Come From Away is coming back to Canada – and sooner than expected.
Producer David Mirvish announced Tuesday that the Newfoundland-set musical penned by Torontonians David Hein and Irene Sankoff will return in a Canadian production on Feb. 13 next year at the Royal Alexandra Theatre.
It's rare for a Broadway musical to announce a sit-down production in another city before officially opening in New York – which Come From Away, now in previews, does on March 12. But after a sold-out "out-of-town tryout" in Toronto late this past year, Mirvish believes there is much more demand for the show in the city that birthed it – so much that he has, unusually, included the musical in his subscription series for a second year in a row.
"I still have people asking me about it and saying they were sorry they couldn't get tickets," Mirvish says. "If [any subscriber] feels they've seen that, we understand that and we'll let them trade for anything else … but we just think that people will want to see it a second time just from the reaction we had."

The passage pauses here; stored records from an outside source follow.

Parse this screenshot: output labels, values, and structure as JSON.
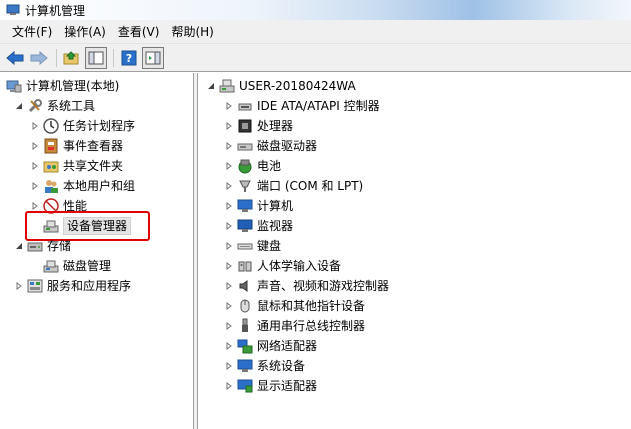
{
  "window": {
    "title": "计算机管理"
  },
  "menu": [
    "文件(F)",
    "操作(A)",
    "查看(V)",
    "帮助(H)"
  ],
  "toolbar": {
    "buttons": [
      "back-arrow-icon",
      "forward-arrow-icon",
      "up-folder-icon",
      "show-hide-tree-icon",
      "help-icon",
      "properties-icon"
    ]
  },
  "left_tree": {
    "root": "计算机管理(本地)",
    "system_tools": "系统工具",
    "task_scheduler": "任务计划程序",
    "event_viewer": "事件查看器",
    "shared_folders": "共享文件夹",
    "local_users": "本地用户和组",
    "performance": "性能",
    "device_manager": "设备管理器",
    "storage": "存储",
    "disk_management": "磁盘管理",
    "services": "服务和应用程序"
  },
  "device_tree": {
    "computer": "USER-20180424WA",
    "items": [
      "IDE ATA/ATAPI 控制器",
      "处理器",
      "磁盘驱动器",
      "电池",
      "端口 (COM 和 LPT)",
      "计算机",
      "监视器",
      "键盘",
      "人体学输入设备",
      "声音、视频和游戏控制器",
      "鼠标和其他指针设备",
      "通用串行总线控制器",
      "网络适配器",
      "系统设备",
      "显示适配器"
    ]
  },
  "colors": {
    "highlight_border": "#e00000",
    "accent_blue": "#2a6fc9"
  }
}
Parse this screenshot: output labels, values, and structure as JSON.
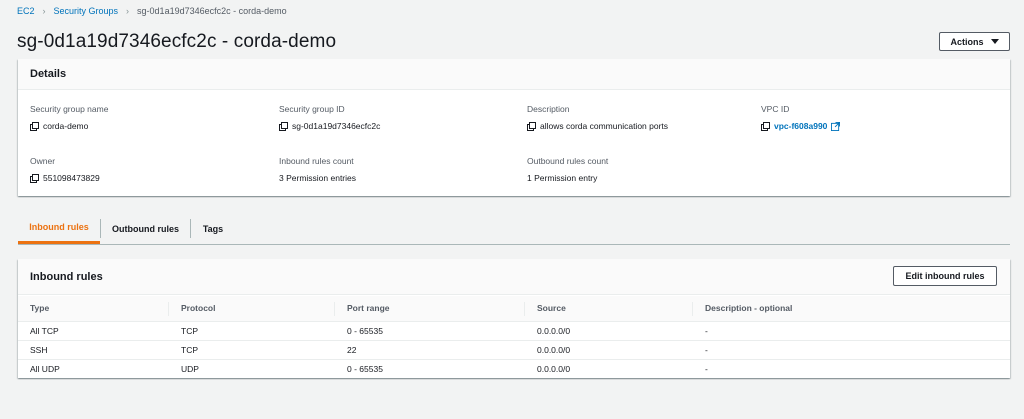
{
  "breadcrumb": {
    "items": [
      "EC2",
      "Security Groups",
      "sg-0d1a19d7346ecfc2c - corda-demo"
    ]
  },
  "page": {
    "title": "sg-0d1a19d7346ecfc2c - corda-demo",
    "actions_label": "Actions"
  },
  "details": {
    "title": "Details",
    "fields": [
      {
        "label": "Security group name",
        "value": "corda-demo"
      },
      {
        "label": "Security group ID",
        "value": "sg-0d1a19d7346ecfc2c"
      },
      {
        "label": "Description",
        "value": "allows corda communication ports"
      },
      {
        "label": "VPC ID",
        "value": "vpc-f608a990"
      },
      {
        "label": "Owner",
        "value": "551098473829"
      },
      {
        "label": "Inbound rules count",
        "value": "3 Permission entries"
      },
      {
        "label": "Outbound rules count",
        "value": "1 Permission entry"
      }
    ]
  },
  "tabs": [
    "Inbound rules",
    "Outbound rules",
    "Tags"
  ],
  "inbound": {
    "title": "Inbound rules",
    "edit_label": "Edit inbound rules",
    "columns": [
      "Type",
      "Protocol",
      "Port range",
      "Source",
      "Description - optional"
    ],
    "rows": [
      [
        "All TCP",
        "TCP",
        "0 - 65535",
        "0.0.0.0/0",
        "-"
      ],
      [
        "SSH",
        "TCP",
        "22",
        "0.0.0.0/0",
        "-"
      ],
      [
        "All UDP",
        "UDP",
        "0 - 65535",
        "0.0.0.0/0",
        "-"
      ]
    ]
  },
  "colors": {
    "link": "#0073bb",
    "active_tab": "#ec7211"
  }
}
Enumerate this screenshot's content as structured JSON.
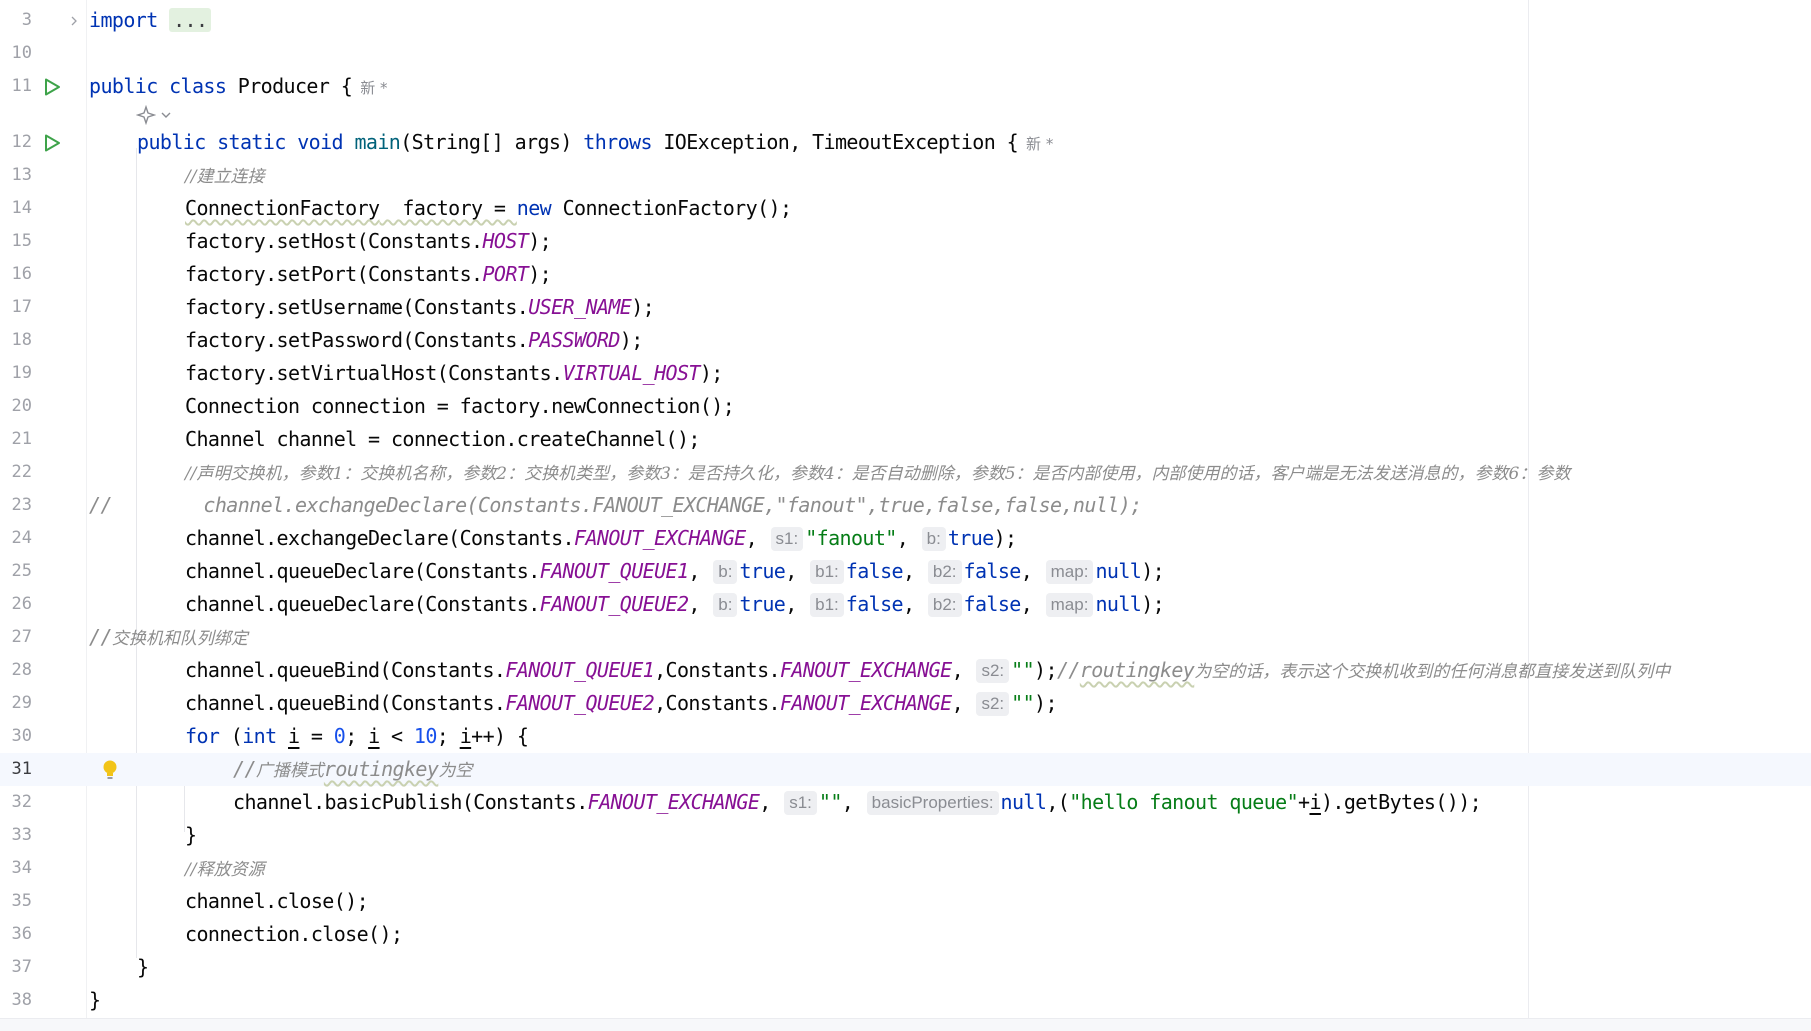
{
  "editor": {
    "line_numbers": [
      "3",
      "10",
      "11",
      "12",
      "13",
      "14",
      "15",
      "16",
      "17",
      "18",
      "19",
      "20",
      "21",
      "22",
      "23",
      "24",
      "25",
      "26",
      "27",
      "28",
      "29",
      "30",
      "31",
      "32",
      "33",
      "34",
      "35",
      "36",
      "37",
      "38"
    ],
    "import_kw": "import",
    "import_folded": "...",
    "author_label": "新 *",
    "hints": {
      "s1": "s1:",
      "b": "b:",
      "b1": "b1:",
      "b2": "b2:",
      "map": "map:",
      "s2": "s2:",
      "basicProperties": "basicProperties:"
    },
    "comments": {
      "c13": "//建立连接",
      "c22": "//声明交换机，参数1：交换机名称，参数2：交换机类型，参数3：是否持久化，参数4：是否自动删除，参数5：是否内部使用，内部使用的话，客户端是无法发送消息的，参数6：参数",
      "c23": "//        channel.exchangeDeclare(Constants.FANOUT_EXCHANGE,\"fanout\",true,false,false,null);",
      "c27_slash": "//",
      "c27_text": "交换机和队列绑定",
      "c28_slash": "//",
      "c28_word": "routingkey",
      "c28_text": "为空的话，表示这个交换机收到的任何消息都直接发送到队列中",
      "c31_slash": "//",
      "c31_zh": "广播模式",
      "c31_word": "routingkey",
      "c31_tail": "为空",
      "c34": "//释放资源"
    },
    "strings": {
      "fanout": "\"fanout\"",
      "empty": "\"\"",
      "hello": "\"hello fanout queue\""
    },
    "numbers": {
      "zero": "0",
      "ten": "10"
    },
    "constants": {
      "HOST": "HOST",
      "PORT": "PORT",
      "USER_NAME": "USER_NAME",
      "PASSWORD": "PASSWORD",
      "VIRTUAL_HOST": "VIRTUAL_HOST",
      "FANOUT_EXCHANGE": "FANOUT_EXCHANGE",
      "FANOUT_QUEUE1": "FANOUT_QUEUE1",
      "FANOUT_QUEUE2": "FANOUT_QUEUE2"
    },
    "keywords": {
      "public": "public",
      "class": "class",
      "static": "static",
      "void": "void",
      "throws": "throws",
      "new": "new",
      "true": "true",
      "false": "false",
      "null": "null",
      "for": "for",
      "int": "int"
    },
    "code": {
      "l11_name": " Producer {",
      "l12_main": "main",
      "l12_sig": "(String[] args) ",
      "l12_exc": " IOException, TimeoutException {",
      "l14_type": "ConnectionFactory",
      "l14_var": "  factory = ",
      "l14_ctor": " ConnectionFactory();",
      "l15_pre": "factory.setHost(Constants.",
      "l16_pre": "factory.setPort(Constants.",
      "l17_pre": "factory.setUsername(Constants.",
      "l18_pre": "factory.setPassword(Constants.",
      "l19_pre": "factory.setVirtualHost(Constants.",
      "close_stmt": ");",
      "l20": "Connection connection = factory.newConnection();",
      "l21": "Channel channel = connection.createChannel();",
      "l24_pre": "channel.exchangeDeclare(Constants.",
      "l25_pre": "channel.queueDeclare(Constants.",
      "l26_pre": "channel.queueDeclare(Constants.",
      "comma": ",",
      "comma_sp": ", ",
      "l28_pre": "channel.queueBind(Constants.",
      "l28_mid": ",Constants.",
      "l28_end": ");",
      "l29_pre": "channel.queueBind(Constants.",
      "l30_open": " (",
      "i": "i",
      "eq": " = ",
      "semi": "; ",
      "lt": " < ",
      "inc": "++) {",
      "l32_pre": "channel.basicPublish(Constants.",
      "l32_paren": ",(",
      "l32_plus": "+",
      "l32_end": ").getBytes());",
      "brace_close": "}",
      "l35": "channel.close();",
      "l36": "connection.close();"
    }
  },
  "colors": {
    "keyword": "#0033b3",
    "constant": "#871094",
    "string": "#067d17",
    "number": "#1750eb",
    "comment": "#8c8c8c",
    "run_icon": "#3ea34a",
    "bulb": "#f2c418"
  }
}
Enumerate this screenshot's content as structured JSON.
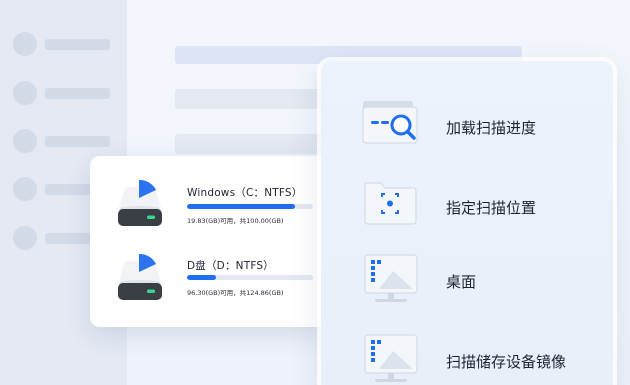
{
  "drives": [
    {
      "name": "Windows（C：NTFS）",
      "usage_text": "19.83(GB)可用，共100.00(GB)",
      "fill_fraction": 0.86
    },
    {
      "name": "D盘（D：NTFS）",
      "usage_text": "96.30(GB)可用，共124.86(GB)",
      "fill_fraction": 0.23
    }
  ],
  "scan_options": [
    {
      "label": "加载扫描进度",
      "icon": "folder-search-icon"
    },
    {
      "label": "指定扫描位置",
      "icon": "folder-target-icon"
    },
    {
      "label": "桌面",
      "icon": "desktop-monitor-icon"
    },
    {
      "label": "扫描储存设备镜像",
      "icon": "image-monitor-icon"
    }
  ],
  "colors": {
    "accent": "#1f6ff0",
    "progress_track": "#e3e8f2"
  }
}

Come From Away is part of a seven-show 2017-18 main-stage subscription Mirvish revealed Tuesday morning, along with a three-show Off-Mirvish season of less populist fare and six "bonus" shows not available through subscription.
The other mainstage shows come in pairs from the United States, England and Australia.
Two are tours of recent Broadway productions: the Lincoln Center's Tony-winning revival of Rodgers and Hammerstein's The King and I directed by Bartlett Sher; and An American in Paris, a new dance musical with a Gershwin brothers score inspired by the 1951 movie musical of the same name.
(McGee Maddox, a principal dancer with the National Ballet of Canada, joins the cast of the latter this April as Jerry Mulligan – the part played by Gene Kelly in the film – and will be with the production when it arrives in Toronto in March of 2018)
From England, the National Theatre of Great Britain will bring its tour of West End hit The Curious Incident of the Dog In Night-Time (directed by War Horse's Marianne Elliott) to town en route to Australia, while the Old Vic's production of Dr. Seuss's The Lorax (in an adaptation by David Greig) will pay a visit.
The two shows that hail from Down Under are North by Northwest, an adaptation of the Hitchcock film directed by Simon Phillips and originally produced at the Melbourne Theatre Company; and Muriel's Wedding: The Musical, which draws on the ABBA catalogue and will have its world premiere in Sydney in November.
The 2017-18 Off-Mirvish season will be all local produce. As previously announced, it will include Fun Home – the 2015 musical based on Alison Bechdel's graphic memoir – in a production from the Musical Stage Company (formerly known as Acting Up Stage) and will be directed by Robert McQueen.
Factory Theatre's recent re-imagining of David French's Newfoundland-set classic Salt-Water Moon – an enchanting production directed by Ravi Jain that received four stars from The Globe and Mail – will get a victory lap as part of Off-Mirvish. "I believe it deserves a larger audience – and putting it in with Fun Home, which won as best musical in its year, it may find audiences for both of them that one wouldn't expect," says Mirvish.
Rounding out that three-show bill, Studio 180 will produce the Toronto premiere of King Charles III – Mike Bartlett's verse drama that imagines the future reign of the current Prince Charles.
A success from a previous Off-Mirvish season will also return as a bonus show in November due to popular demand: Hope and Hell Company's production of Ayad Akhtar's Disgraced, which just finished a run at the Citadel Theatre in Edmonton.
But the most notable "bonus" show in 2017-18 is a new tuner that Mirvish doesn't believe needs the audience boost of a subscription slot.
Bat Out of Hell: The Musical, a jukebox musical featuring 17 of Jim Steinman and Meat Loaf hits, comes to Ed Mirvish theatre for a two-month run in October, 2017. Though it will arrive after runs in Manchester and London, it is in fact the first production from a new joint venture between Bell Media and Michael Cohl's Iconic Entertainment Studios. (Another Canadian connection: Ottawa's Emma Portner is the choreographer.)
That's not the only show that Mirvish is presenting in conjunction with other Canadian commercial producers.
Sharp-eyed observers will note that the tour of An American in Paris is being presented by Mirvish and Aubrey Dan, whose Dancap Productions challenged Mirvish Productions for dominance of Toronto's commercial theatre industry from 2007 to 2012 – and who once launched a lawsuit in an attempt to block Mirvish from buying the Panasonic and Canon (now Ed Mirvish) theatres on Yonge Street.
It's no news that Dan, who has gone on to become one of the country's foremost theatrical philanthropists, and his erstwhile rival have made up – as his appearances at Mirvish opening nights attest.
"Aubrey was involved in American in Paris before we were: He had invested in it, and we were glad to have someone partner with us and be part of it," says Mirvish. "We have each moved on in our lives."